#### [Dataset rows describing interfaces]

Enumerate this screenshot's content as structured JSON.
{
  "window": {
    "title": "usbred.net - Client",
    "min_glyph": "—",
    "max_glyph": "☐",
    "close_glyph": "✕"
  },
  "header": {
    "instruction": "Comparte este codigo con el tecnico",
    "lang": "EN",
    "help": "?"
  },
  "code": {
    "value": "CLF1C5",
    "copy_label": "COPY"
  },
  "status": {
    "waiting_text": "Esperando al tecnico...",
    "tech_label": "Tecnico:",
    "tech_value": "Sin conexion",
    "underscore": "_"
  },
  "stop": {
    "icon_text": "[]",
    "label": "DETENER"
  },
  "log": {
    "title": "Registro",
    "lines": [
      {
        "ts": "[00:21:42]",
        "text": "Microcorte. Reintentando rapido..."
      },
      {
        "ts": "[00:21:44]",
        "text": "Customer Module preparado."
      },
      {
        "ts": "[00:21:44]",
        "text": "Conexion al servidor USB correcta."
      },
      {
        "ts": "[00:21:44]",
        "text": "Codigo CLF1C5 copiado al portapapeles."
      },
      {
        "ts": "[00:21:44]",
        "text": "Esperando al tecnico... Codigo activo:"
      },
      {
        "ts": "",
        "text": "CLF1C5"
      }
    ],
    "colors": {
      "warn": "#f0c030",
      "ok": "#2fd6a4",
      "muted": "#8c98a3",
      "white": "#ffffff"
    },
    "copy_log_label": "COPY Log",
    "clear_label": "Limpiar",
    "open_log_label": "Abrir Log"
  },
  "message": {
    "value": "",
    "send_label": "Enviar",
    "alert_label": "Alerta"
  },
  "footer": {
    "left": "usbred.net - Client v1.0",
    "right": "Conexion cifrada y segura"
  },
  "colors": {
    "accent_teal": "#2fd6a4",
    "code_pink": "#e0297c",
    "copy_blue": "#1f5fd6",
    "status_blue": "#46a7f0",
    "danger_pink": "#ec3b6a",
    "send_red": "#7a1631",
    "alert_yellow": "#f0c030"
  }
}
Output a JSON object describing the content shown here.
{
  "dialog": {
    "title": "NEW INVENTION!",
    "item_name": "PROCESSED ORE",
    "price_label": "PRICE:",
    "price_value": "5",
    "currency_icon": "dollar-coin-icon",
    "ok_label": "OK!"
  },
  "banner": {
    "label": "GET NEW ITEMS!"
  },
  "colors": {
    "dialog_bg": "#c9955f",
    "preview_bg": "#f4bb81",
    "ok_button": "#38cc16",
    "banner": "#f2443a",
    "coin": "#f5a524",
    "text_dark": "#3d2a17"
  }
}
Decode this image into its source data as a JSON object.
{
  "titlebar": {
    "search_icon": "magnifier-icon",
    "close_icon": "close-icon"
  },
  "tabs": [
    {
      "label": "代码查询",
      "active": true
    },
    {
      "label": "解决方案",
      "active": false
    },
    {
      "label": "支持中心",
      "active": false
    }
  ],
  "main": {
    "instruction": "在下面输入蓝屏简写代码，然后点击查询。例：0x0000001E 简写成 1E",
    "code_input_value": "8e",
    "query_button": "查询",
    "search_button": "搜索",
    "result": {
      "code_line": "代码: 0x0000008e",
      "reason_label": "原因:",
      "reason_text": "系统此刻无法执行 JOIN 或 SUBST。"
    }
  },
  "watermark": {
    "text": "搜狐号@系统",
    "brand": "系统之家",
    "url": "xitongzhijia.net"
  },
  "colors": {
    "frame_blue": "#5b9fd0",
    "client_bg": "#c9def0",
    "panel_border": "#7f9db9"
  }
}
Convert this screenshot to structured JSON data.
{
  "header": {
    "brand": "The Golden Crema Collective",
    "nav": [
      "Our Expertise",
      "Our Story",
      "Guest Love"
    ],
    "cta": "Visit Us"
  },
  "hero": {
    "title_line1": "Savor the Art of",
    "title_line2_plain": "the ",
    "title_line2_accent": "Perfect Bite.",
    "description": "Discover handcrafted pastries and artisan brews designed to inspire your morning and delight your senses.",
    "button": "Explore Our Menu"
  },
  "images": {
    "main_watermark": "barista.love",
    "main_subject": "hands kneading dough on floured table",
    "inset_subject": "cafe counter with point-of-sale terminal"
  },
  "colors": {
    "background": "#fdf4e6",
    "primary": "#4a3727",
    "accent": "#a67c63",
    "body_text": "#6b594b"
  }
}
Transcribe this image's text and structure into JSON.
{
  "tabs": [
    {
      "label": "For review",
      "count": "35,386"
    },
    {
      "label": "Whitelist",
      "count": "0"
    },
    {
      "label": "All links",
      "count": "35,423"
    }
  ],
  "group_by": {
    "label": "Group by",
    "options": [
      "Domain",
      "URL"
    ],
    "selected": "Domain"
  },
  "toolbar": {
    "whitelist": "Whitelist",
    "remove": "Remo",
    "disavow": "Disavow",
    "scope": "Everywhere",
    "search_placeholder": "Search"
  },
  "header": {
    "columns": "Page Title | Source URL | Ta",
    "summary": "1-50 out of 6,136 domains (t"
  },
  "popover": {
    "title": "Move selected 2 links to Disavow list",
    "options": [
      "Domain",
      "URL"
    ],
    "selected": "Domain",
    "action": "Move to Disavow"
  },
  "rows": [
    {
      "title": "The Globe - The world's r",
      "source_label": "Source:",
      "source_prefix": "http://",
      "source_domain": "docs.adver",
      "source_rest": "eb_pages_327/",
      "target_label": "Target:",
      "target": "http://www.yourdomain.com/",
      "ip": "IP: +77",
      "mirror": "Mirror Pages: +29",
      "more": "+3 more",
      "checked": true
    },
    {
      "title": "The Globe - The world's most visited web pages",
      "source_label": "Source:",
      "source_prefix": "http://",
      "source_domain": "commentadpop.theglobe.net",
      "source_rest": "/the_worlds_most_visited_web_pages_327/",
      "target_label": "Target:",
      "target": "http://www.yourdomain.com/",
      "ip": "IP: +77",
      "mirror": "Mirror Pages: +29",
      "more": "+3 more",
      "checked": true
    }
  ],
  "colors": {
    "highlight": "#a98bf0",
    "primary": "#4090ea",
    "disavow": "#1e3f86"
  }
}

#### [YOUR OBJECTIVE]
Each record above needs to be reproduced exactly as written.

#### [TASK OUTPUT]
Enumerate this screenshot's content as structured JSON.
{
  "window": {
    "title": "usbred.net - Client",
    "min_glyph": "—",
    "max_glyph": "☐",
    "close_glyph": "✕"
  },
  "header": {
    "instruction": "Comparte este codigo con el tecnico",
    "lang": "EN",
    "help": "?"
  },
  "code": {
    "value": "CLF1C5",
    "copy_label": "COPY"
  },
  "status": {
    "waiting_text": "Esperando al tecnico...",
    "tech_label": "Tecnico:",
    "tech_value": "Sin conexion",
    "underscore": "_"
  },
  "stop": {
    "icon_text": "[]",
    "label": "DETENER"
  },
  "log": {
    "title": "Registro",
    "lines": [
      {
        "ts": "[00:21:42]",
        "text": "Microcorte. Reintentando rapido..."
      },
      {
        "ts": "[00:21:44]",
        "text": "Customer Module preparado."
      },
      {
        "ts": "[00:21:44]",
        "text": "Conexion al servidor USB correcta."
      },
      {
        "ts": "[00:21:44]",
        "text": "Codigo CLF1C5 copiado al portapapeles."
      },
      {
        "ts": "[00:21:44]",
        "text": "Esperando al tecnico... Codigo activo:"
      },
      {
        "ts": "",
        "text": "CLF1C5"
      }
    ],
    "colors": {
      "warn": "#f0c030",
      "ok": "#2fd6a4",
      "muted": "#8c98a3",
      "white": "#ffffff"
    },
    "copy_log_label": "COPY Log",
    "clear_label": "Limpiar",
    "open_log_label": "Abrir Log"
  },
  "message": {
    "value": "",
    "send_label": "Enviar",
    "alert_label": "Alerta"
  },
  "footer": {
    "left": "usbred.net - Client v1.0",
    "right": "Conexion cifrada y segura"
  },
  "colors": {
    "accent_teal": "#2fd6a4",
    "code_pink": "#e0297c",
    "copy_blue": "#1f5fd6",
    "status_blue": "#46a7f0",
    "danger_pink": "#ec3b6a",
    "send_red": "#7a1631",
    "alert_yellow": "#f0c030"
  }
}
Output a JSON object describing the content shown here.
{
  "dialog": {
    "title": "NEW INVENTION!",
    "item_name": "PROCESSED ORE",
    "price_label": "PRICE:",
    "price_value": "5",
    "currency_icon": "dollar-coin-icon",
    "ok_label": "OK!"
  },
  "banner": {
    "label": "GET NEW ITEMS!"
  },
  "colors": {
    "dialog_bg": "#c9955f",
    "preview_bg": "#f4bb81",
    "ok_button": "#38cc16",
    "banner": "#f2443a",
    "coin": "#f5a524",
    "text_dark": "#3d2a17"
  }
}
Decode this image into its source data as a JSON object.
{
  "titlebar": {
    "search_icon": "magnifier-icon",
    "close_icon": "close-icon"
  },
  "tabs": [
    {
      "label": "代码查询",
      "active": true
    },
    {
      "label": "解决方案",
      "active": false
    },
    {
      "label": "支持中心",
      "active": false
    }
  ],
  "main": {
    "instruction": "在下面输入蓝屏简写代码，然后点击查询。例：0x0000001E 简写成 1E",
    "code_input_value": "8e",
    "query_button": "查询",
    "search_button": "搜索",
    "result": {
      "code_line": "代码: 0x0000008e",
      "reason_label": "原因:",
      "reason_text": "系统此刻无法执行 JOIN 或 SUBST。"
    }
  },
  "watermark": {
    "text": "搜狐号@系统",
    "brand": "系统之家",
    "url": "xitongzhijia.net"
  },
  "colors": {
    "frame_blue": "#5b9fd0",
    "client_bg": "#c9def0",
    "panel_border": "#7f9db9"
  }
}
Convert this screenshot to structured JSON data.
{
  "header": {
    "brand": "The Golden Crema Collective",
    "nav": [
      "Our Expertise",
      "Our Story",
      "Guest Love"
    ],
    "cta": "Visit Us"
  },
  "hero": {
    "title_line1": "Savor the Art of",
    "title_line2_plain": "the ",
    "title_line2_accent": "Perfect Bite.",
    "description": "Discover handcrafted pastries and artisan brews designed to inspire your morning and delight your senses.",
    "button": "Explore Our Menu"
  },
  "images": {
    "main_watermark": "barista.love",
    "main_subject": "hands kneading dough on floured table",
    "inset_subject": "cafe counter with point-of-sale terminal"
  },
  "colors": {
    "background": "#fdf4e6",
    "primary": "#4a3727",
    "accent": "#a67c63",
    "body_text": "#6b594b"
  }
}
Transcribe this image's text and structure into JSON.
{
  "tabs": [
    {
      "label": "For review",
      "count": "35,386"
    },
    {
      "label": "Whitelist",
      "count": "0"
    },
    {
      "label": "All links",
      "count": "35,423"
    }
  ],
  "group_by": {
    "label": "Group by",
    "options": [
      "Domain",
      "URL"
    ],
    "selected": "Domain"
  },
  "toolbar": {
    "whitelist": "Whitelist",
    "remove": "Remo",
    "disavow": "Disavow",
    "scope": "Everywhere",
    "search_placeholder": "Search"
  },
  "header": {
    "columns": "Page Title | Source URL | Ta",
    "summary": "1-50 out of 6,136 domains (t"
  },
  "popover": {
    "title": "Move selected 2 links to Disavow list",
    "options": [
      "Domain",
      "URL"
    ],
    "selected": "Domain",
    "action": "Move to Disavow"
  },
  "rows": [
    {
      "title": "The Globe - The world's r",
      "source_label": "Source:",
      "source_prefix": "http://",
      "source_domain": "docs.adver",
      "source_rest": "eb_pages_327/",
      "target_label": "Target:",
      "target": "http://www.yourdomain.com/",
      "ip": "IP: +77",
      "mirror": "Mirror Pages: +29",
      "more": "+3 more",
      "checked": true
    },
    {
      "title": "The Globe - The world's most visited web pages",
      "source_label": "Source:",
      "source_prefix": "http://",
      "source_domain": "commentadpop.theglobe.net",
      "source_rest": "/the_worlds_most_visited_web_pages_327/",
      "target_label": "Target:",
      "target": "http://www.yourdomain.com/",
      "ip": "IP: +77",
      "mirror": "Mirror Pages: +29",
      "more": "+3 more",
      "checked": true
    }
  ],
  "colors": {
    "highlight": "#a98bf0",
    "primary": "#4090ea",
    "disavow": "#1e3f86"
  }
}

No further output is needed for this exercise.